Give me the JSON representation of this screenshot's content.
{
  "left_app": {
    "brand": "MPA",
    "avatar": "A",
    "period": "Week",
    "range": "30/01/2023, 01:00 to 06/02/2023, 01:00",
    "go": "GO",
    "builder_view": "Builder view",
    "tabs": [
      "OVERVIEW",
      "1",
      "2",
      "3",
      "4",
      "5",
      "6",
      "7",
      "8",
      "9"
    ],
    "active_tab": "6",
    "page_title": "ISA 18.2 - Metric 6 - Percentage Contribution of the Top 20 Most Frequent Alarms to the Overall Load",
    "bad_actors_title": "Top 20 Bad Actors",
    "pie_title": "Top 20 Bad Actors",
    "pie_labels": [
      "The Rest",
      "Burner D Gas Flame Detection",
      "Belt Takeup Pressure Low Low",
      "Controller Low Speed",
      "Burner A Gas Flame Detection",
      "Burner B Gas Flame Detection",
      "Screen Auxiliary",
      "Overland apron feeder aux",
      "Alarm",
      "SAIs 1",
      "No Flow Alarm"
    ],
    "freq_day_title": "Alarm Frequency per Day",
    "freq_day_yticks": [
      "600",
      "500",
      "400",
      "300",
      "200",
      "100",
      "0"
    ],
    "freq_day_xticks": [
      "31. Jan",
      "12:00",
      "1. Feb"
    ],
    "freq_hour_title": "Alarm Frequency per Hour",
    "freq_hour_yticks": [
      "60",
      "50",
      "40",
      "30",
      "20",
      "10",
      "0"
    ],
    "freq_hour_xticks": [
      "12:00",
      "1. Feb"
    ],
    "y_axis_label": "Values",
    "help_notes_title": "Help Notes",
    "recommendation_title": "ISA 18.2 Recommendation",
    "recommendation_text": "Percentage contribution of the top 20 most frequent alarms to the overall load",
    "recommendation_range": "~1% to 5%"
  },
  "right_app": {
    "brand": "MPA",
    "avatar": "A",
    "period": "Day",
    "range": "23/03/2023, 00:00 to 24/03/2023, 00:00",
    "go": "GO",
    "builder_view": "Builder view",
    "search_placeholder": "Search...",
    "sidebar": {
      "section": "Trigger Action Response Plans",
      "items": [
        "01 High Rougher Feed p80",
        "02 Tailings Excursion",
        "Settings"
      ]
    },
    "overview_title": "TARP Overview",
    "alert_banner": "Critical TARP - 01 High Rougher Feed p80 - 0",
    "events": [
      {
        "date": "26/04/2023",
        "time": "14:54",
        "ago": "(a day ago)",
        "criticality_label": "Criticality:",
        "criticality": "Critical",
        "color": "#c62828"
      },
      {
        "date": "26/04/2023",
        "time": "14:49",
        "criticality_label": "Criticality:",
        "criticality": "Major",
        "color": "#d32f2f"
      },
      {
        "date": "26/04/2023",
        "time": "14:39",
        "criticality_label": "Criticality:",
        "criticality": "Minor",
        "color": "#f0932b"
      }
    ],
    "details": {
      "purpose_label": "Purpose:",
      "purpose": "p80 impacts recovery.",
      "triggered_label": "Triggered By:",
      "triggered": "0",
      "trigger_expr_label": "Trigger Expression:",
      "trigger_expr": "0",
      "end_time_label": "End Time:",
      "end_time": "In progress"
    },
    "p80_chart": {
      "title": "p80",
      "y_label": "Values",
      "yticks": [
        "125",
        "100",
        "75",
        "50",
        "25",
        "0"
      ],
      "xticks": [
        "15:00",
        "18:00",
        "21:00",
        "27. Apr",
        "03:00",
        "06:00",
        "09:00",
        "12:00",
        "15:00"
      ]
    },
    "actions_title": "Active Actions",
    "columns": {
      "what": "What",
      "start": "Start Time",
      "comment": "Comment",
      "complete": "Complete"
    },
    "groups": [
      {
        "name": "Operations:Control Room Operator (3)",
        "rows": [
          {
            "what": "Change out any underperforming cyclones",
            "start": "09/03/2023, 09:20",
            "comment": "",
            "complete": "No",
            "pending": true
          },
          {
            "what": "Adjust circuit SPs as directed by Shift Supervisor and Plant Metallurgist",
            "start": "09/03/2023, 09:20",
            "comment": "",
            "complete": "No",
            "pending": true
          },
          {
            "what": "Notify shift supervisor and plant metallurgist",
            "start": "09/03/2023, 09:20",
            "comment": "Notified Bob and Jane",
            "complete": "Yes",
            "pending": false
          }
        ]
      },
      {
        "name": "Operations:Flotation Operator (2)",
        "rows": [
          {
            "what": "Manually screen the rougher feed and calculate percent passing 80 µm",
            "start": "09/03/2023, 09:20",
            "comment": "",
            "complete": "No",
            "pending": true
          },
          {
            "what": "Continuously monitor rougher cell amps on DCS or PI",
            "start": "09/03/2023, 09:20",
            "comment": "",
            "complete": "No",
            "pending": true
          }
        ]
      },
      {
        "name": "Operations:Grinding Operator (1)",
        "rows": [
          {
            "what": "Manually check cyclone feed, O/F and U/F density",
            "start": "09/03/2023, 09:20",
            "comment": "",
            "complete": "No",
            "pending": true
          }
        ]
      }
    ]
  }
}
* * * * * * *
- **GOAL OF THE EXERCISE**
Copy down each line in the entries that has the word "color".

- **OUTPUT**
        "color": "#c62828"
        "color": "#d32f2f"
        "color": "#f0932b"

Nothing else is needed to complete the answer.